One of the first issues that market researchers face when they start to think about neuro-physiological measurement is how to think about the small sample sizes. Survey research is usually based on samples in the hundreds or even in the thousands, but it is not uncommon for User Experience testing to be based on ten (10) people. In fact, some fMRI studies have been published in peer-reviewed journals based on five (5) respondents.
This raises a very important question: Are such small samples reliable?
Small sample sizes are appropriate if the true effects being estimated are genuinely large enough to be reliably observed in such samples. However, as the Milgram examination below shows, small studies are susceptible to inflated effect size estimates making it difficult to be confident in the evidence for a large effect if small studies are the sole source of that evidence.
This has become more problematic in neuro studies as evidence has mounted that the human brain is more different across individuals than originally thought and that low sample neuro studies don’t have the statistical power to produce reliable results. After analyzing existing neuro studies some researchers have concluded that they likely right only 21% of the time, at best.
Fortunately, there are new tools for dealing with this. In the past, Power Analyses were not that common for neuro studies because large amount of data that needs to be considered. fMRI data, for example, requires massive multiple comparisons among tens of thousands correlated voxels. But recent advances in power calculation techniques and software are making power analyses much more accessible to even non-statisticians.
If you are interested in such things and haven’t watched the movie, Experimenter, it might be worth your time. Experimenter is about the Stanley Milgram obedience experiments of the 1960s, one of the most famous studies in psychology. Those are the experiments that reported that 65% of people were willing to administer “painful” shocks to people when instructed to do so by an administrator, even when the person at the controls received feedback that the person being shocked was in great pain. It is an interesting movie for the story it tells about the Milgram and one of the most famous experiments in psychology, but it is relevant here because what it says about small samples and statistical power.

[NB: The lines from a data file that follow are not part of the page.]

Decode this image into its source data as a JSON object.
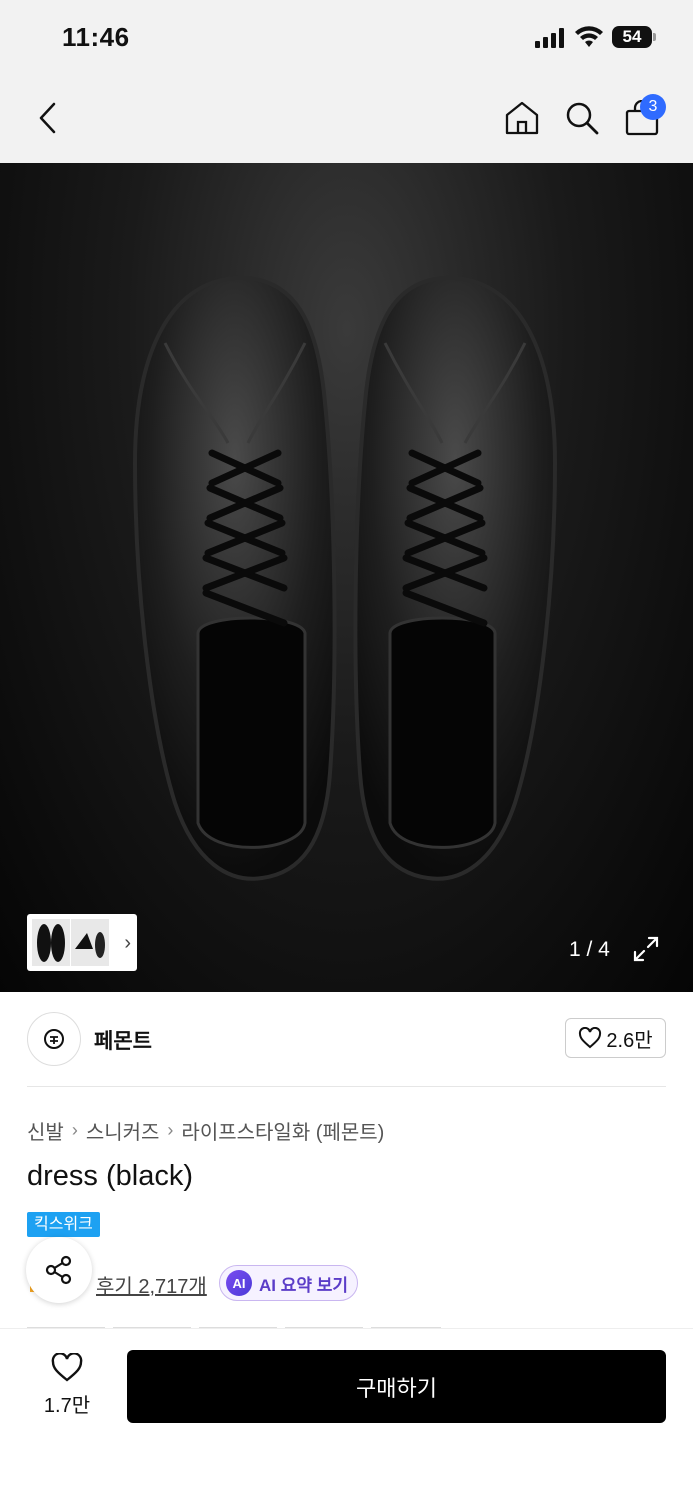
{
  "status_bar": {
    "time": "11:46",
    "battery": "54"
  },
  "nav": {
    "back_icon": "chevron-left-icon",
    "home_icon": "home-icon",
    "search_icon": "search-icon",
    "bag_icon": "shopping-bag-icon",
    "cart_count": "3"
  },
  "gallery": {
    "counter": "1 / 4",
    "expand_icon": "expand-icon"
  },
  "brand": {
    "name": "페몬트",
    "favorite_count": "2.6만"
  },
  "breadcrumb": [
    "신발",
    "스니커즈",
    "라이프스타일화 (페몬트)"
  ],
  "product": {
    "title": "dress (black)",
    "tag": "킥스위크",
    "review_link": "후기 2,717개",
    "ai_badge": "AI",
    "ai_summary": "AI 요약 보기"
  },
  "bottom_bar": {
    "like_count": "1.7만",
    "buy_label": "구매하기"
  },
  "colors": {
    "accent_blue": "#2f6bff",
    "tag_blue": "#1da1f2",
    "ai_purple": "#5b3dc8",
    "buy_button": "#000000"
  }
}
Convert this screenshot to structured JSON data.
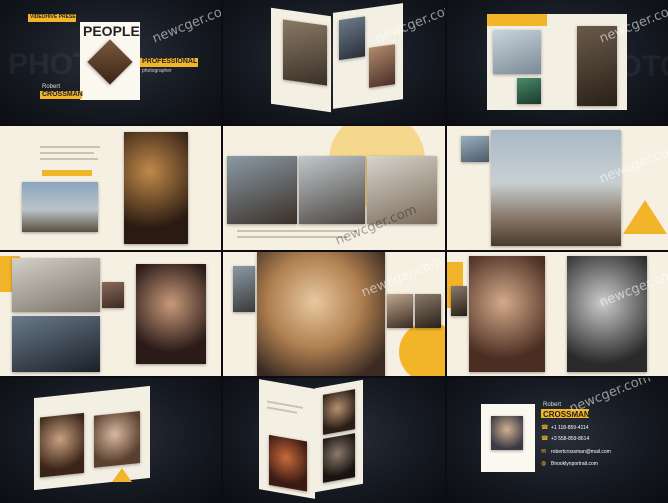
{
  "watermark": "newcger.com",
  "background_word": "PHOTO",
  "cover": {
    "presenter": "VIDEOHIVE PRESENT",
    "title": "PEOPLE",
    "role1": "PROFESSIONAL",
    "role2": "photographer",
    "first_name": "Robert",
    "last_name": "CROSSMAN"
  },
  "contact": {
    "first_name": "Robert",
    "last_name": "CROSSMAN",
    "phone1": "+1 118-859-4114",
    "phone2": "+3 558-859-8614",
    "email": "robertcrossman@mail.com",
    "website": "Bnooklynportrait.com"
  },
  "colors": {
    "accent": "#f2b52a",
    "dark_bg": "#161a22",
    "page": "#f6f0e2"
  }
}
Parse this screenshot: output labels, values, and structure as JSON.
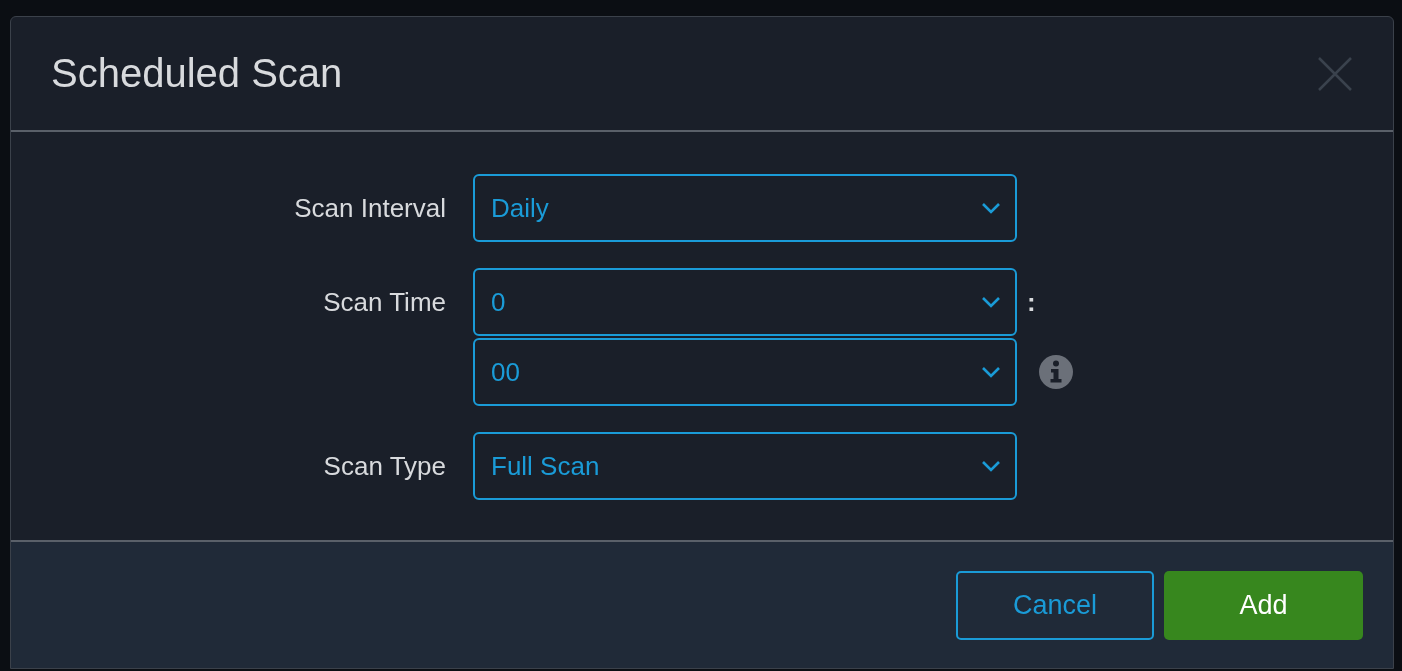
{
  "dialog": {
    "title": "Scheduled Scan"
  },
  "fields": [
    {
      "label": "Scan Interval",
      "selects": [
        {
          "value": "Daily"
        }
      ]
    },
    {
      "label": "Scan Time",
      "selects": [
        {
          "value": "0",
          "suffix": ":"
        },
        {
          "value": "00",
          "info": true
        }
      ]
    },
    {
      "label": "Scan Type",
      "selects": [
        {
          "value": "Full Scan"
        }
      ]
    }
  ],
  "buttons": [
    {
      "label": "Cancel",
      "kind": "secondary"
    },
    {
      "label": "Add",
      "kind": "primary"
    }
  ]
}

Australian writer and psychologist Gina Perry has gone through Milgram’s original materials at Yale in detail. She reported that rather than being one big experiment (of about a thousand people) it was a number (28) of little experiments. She found the different conditions produced “obedience” rates that ranged from 0 to 100%. The commonly reported 65% obedience rate was based on just 40 subjects and was much higher than the mean for all the studies (40%), hence the power issue. She also says that within each condition there seemed to have been a lot of design variation because the administrator often went off script and the subjects seemed to have sometimes surmised that the shocks were not real.
Power analysis can help your team feel more comfortable about the reliability of small sample sizes in neuro work. This samples will be smaller than in attitudinal survey work, but they can’t be too small. In our fEMG work, we generally find that samples of between 30 and 60 people have sufficient power to produce reliable results more than 80% of the time.
If you would like to read more about Power Analysis and why small samples undermine reliability in neuroscience, visit: http://www.nature.com/nrn/journal/v14/n5/full/nrn3475.html
If you are interested in learning more about Gina Perry’s observations, here is one of many articles that recap aspects of her book: http://blogs.discovermagazine.com/crux/2013/10/02/the-shocking-truth-of-the-notorious-milgram-obedience-experiments/#.Vu1-tnTD_qA
The Experimenter, available through Netflix: https://www.netflix.com/title/80047396